◆ What the task requires: Answer with one number only: how many lines in this material contain the word "JSON"?

◆ Data extract:
..........
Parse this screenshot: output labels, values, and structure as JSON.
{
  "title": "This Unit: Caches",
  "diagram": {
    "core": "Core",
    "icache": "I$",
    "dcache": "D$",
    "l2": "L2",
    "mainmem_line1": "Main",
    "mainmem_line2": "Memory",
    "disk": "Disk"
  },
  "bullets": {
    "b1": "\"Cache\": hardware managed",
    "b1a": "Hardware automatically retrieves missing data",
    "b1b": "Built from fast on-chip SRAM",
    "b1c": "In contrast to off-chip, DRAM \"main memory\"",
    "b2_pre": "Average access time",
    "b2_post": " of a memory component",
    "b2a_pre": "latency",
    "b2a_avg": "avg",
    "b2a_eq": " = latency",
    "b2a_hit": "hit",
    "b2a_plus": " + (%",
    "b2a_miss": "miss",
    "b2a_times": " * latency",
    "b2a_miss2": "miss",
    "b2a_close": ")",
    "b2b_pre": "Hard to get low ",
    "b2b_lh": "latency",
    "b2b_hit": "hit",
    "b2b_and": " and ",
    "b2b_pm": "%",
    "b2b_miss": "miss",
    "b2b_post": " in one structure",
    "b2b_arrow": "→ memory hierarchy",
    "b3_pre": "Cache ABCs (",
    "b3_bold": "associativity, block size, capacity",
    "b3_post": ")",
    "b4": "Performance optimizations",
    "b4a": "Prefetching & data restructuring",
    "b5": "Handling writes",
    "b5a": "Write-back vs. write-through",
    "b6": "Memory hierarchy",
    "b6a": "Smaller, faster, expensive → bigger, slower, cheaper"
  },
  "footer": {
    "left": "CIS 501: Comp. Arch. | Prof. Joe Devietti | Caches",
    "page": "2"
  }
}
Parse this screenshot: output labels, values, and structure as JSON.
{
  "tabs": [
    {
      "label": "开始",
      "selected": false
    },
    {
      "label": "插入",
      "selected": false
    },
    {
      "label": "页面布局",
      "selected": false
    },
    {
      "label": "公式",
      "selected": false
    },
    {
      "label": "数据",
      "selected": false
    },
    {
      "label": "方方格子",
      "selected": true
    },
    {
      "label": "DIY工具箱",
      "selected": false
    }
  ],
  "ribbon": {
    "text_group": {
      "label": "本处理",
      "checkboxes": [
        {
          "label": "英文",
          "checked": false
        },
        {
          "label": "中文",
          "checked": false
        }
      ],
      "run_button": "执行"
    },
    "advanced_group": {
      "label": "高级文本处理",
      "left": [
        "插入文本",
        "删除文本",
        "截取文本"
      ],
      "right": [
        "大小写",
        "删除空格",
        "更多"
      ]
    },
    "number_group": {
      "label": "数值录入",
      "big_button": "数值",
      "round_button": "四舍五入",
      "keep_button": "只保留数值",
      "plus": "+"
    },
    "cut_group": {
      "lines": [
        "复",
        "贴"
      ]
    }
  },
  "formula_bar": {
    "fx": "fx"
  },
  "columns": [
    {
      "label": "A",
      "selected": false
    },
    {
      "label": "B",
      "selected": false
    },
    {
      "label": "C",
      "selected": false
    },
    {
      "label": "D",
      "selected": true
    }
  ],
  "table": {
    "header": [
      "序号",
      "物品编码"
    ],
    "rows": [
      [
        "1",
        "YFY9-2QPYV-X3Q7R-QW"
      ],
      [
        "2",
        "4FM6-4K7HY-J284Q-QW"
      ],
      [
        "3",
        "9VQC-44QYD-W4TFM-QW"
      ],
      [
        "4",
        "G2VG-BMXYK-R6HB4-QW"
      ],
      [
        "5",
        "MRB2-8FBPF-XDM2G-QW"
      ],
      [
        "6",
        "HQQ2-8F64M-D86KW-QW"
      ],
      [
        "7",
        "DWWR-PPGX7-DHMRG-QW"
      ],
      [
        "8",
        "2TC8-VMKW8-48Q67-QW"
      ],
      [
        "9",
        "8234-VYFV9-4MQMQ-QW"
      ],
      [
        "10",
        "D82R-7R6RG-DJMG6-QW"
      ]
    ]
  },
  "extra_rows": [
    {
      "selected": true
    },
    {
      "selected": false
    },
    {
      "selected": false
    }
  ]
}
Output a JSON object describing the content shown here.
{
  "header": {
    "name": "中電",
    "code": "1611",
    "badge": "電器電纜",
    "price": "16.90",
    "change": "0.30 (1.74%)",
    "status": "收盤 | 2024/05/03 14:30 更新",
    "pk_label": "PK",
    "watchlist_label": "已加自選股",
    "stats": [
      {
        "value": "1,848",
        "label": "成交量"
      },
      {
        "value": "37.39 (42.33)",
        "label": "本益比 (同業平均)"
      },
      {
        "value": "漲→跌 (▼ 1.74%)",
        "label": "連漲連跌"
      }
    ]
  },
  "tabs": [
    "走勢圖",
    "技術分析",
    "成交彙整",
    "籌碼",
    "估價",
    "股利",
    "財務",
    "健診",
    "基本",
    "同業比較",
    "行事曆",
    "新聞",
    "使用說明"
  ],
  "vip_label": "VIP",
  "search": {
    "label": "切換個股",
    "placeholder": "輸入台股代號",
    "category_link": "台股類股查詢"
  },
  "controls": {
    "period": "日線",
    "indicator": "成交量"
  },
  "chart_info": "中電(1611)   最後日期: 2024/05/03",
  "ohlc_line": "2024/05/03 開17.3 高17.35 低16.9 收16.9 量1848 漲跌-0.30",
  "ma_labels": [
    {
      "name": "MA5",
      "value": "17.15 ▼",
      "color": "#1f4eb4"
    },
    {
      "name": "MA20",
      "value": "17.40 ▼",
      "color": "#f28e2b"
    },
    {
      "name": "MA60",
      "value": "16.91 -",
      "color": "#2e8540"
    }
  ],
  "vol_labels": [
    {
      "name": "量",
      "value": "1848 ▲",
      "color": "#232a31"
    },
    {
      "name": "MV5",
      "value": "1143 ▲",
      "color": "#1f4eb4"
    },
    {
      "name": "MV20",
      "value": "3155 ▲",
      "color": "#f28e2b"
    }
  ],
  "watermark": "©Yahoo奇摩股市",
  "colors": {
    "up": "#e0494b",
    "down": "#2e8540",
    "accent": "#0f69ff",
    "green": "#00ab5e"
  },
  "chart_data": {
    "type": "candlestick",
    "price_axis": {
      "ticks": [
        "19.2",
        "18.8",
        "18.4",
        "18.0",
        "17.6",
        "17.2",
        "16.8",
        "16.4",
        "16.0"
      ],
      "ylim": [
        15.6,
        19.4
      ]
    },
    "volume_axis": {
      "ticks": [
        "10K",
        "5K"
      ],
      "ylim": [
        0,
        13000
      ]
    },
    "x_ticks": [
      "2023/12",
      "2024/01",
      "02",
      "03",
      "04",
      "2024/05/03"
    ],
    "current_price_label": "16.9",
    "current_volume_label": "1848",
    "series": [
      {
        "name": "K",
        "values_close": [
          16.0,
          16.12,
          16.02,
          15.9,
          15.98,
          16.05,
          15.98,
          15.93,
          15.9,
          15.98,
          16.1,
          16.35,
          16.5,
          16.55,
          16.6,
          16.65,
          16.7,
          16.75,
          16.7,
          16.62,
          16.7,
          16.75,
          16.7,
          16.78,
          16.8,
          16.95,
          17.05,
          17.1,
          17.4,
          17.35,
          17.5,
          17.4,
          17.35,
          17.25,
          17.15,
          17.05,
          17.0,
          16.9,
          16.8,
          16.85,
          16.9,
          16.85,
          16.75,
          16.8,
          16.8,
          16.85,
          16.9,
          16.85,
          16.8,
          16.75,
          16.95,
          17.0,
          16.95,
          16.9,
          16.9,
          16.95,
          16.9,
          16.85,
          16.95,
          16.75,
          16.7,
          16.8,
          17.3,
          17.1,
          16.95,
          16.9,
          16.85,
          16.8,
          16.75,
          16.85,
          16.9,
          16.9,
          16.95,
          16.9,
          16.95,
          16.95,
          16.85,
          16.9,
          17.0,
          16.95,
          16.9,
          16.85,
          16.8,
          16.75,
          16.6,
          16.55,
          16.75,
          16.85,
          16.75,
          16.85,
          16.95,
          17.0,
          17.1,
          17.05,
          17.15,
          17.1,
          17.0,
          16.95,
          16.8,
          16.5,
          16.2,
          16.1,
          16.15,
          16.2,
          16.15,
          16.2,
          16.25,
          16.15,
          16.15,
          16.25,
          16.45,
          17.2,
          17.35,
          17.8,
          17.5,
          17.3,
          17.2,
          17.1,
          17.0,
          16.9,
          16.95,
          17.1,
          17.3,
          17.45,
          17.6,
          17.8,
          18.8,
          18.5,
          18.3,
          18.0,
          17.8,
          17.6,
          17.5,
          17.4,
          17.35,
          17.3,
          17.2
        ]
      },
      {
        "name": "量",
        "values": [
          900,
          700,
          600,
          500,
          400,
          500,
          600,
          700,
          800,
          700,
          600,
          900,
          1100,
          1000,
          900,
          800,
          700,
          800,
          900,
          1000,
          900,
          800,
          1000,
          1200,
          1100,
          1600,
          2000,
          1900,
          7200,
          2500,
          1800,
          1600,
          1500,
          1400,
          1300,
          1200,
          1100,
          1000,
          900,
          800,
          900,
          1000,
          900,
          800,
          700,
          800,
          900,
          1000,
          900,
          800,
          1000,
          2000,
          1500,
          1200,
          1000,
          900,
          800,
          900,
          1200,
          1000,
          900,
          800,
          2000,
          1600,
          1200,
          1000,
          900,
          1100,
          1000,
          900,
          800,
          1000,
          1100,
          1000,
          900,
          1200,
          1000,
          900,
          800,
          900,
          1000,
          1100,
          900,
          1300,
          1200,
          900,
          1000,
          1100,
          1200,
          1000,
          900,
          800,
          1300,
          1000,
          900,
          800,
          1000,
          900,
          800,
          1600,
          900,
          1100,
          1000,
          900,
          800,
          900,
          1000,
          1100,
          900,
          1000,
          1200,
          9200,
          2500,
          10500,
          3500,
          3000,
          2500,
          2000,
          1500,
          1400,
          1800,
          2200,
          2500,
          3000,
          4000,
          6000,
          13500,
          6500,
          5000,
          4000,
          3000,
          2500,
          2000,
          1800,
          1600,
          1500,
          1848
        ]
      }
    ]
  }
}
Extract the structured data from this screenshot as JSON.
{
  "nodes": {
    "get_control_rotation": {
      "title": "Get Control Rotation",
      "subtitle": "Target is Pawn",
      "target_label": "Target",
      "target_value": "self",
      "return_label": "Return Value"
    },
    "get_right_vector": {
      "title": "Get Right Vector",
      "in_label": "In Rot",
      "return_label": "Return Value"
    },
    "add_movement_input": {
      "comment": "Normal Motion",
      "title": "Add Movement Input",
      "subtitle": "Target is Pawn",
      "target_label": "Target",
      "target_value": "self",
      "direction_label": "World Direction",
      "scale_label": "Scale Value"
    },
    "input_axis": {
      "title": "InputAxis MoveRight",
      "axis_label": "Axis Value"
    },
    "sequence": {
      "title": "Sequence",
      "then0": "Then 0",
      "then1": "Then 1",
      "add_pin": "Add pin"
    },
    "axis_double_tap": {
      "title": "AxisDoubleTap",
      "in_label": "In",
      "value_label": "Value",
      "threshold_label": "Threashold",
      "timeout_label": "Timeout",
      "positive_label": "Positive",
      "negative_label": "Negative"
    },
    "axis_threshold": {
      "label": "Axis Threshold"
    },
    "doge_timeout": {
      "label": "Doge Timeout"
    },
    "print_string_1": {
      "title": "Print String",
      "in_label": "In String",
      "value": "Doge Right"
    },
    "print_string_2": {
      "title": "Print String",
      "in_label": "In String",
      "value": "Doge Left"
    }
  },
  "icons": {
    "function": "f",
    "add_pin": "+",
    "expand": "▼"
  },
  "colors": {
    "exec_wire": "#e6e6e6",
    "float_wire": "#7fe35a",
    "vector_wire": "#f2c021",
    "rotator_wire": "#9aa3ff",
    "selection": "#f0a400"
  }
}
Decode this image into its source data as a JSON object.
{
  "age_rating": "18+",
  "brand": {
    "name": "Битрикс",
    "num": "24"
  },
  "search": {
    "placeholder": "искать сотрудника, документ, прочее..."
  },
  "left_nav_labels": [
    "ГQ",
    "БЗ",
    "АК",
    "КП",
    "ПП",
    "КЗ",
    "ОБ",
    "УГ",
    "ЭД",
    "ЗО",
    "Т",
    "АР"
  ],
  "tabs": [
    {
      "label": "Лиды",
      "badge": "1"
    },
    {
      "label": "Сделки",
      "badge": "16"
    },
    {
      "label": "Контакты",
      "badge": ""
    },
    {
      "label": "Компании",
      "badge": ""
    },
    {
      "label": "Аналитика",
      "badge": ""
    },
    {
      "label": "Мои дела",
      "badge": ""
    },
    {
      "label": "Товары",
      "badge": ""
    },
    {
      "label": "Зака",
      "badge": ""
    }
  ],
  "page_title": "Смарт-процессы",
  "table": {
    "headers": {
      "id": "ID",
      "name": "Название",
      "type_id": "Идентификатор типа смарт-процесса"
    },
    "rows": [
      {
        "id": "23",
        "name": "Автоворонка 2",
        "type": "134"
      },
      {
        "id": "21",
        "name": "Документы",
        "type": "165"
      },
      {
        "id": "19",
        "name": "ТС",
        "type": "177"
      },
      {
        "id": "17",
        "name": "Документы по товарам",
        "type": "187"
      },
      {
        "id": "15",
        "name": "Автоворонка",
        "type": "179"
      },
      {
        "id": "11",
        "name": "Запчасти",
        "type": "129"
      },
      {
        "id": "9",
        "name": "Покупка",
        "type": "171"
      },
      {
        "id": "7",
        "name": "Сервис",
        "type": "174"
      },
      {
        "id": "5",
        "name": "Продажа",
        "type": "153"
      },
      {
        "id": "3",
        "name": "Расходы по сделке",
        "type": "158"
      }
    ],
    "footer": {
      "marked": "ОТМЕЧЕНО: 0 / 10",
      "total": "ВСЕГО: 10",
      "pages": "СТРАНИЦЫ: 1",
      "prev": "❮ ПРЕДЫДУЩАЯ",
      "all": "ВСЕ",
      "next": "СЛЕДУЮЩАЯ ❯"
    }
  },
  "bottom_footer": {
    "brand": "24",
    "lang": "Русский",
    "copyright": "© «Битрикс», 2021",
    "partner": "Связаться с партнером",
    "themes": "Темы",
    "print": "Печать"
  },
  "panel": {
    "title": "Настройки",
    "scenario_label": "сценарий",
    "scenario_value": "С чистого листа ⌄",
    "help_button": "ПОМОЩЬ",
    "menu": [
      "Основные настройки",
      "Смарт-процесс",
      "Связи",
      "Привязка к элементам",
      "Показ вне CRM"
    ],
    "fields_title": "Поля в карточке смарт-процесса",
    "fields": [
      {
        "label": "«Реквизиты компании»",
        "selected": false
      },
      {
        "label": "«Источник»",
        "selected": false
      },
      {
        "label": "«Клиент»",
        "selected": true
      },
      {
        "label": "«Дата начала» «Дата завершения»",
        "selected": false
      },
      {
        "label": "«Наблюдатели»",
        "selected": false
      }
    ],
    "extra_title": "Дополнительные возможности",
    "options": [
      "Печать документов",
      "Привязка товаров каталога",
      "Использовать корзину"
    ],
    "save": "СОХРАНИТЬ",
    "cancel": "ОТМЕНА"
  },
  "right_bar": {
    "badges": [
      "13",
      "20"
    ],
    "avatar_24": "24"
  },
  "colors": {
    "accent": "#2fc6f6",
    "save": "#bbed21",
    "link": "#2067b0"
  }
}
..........
◆ Solution to this task: 5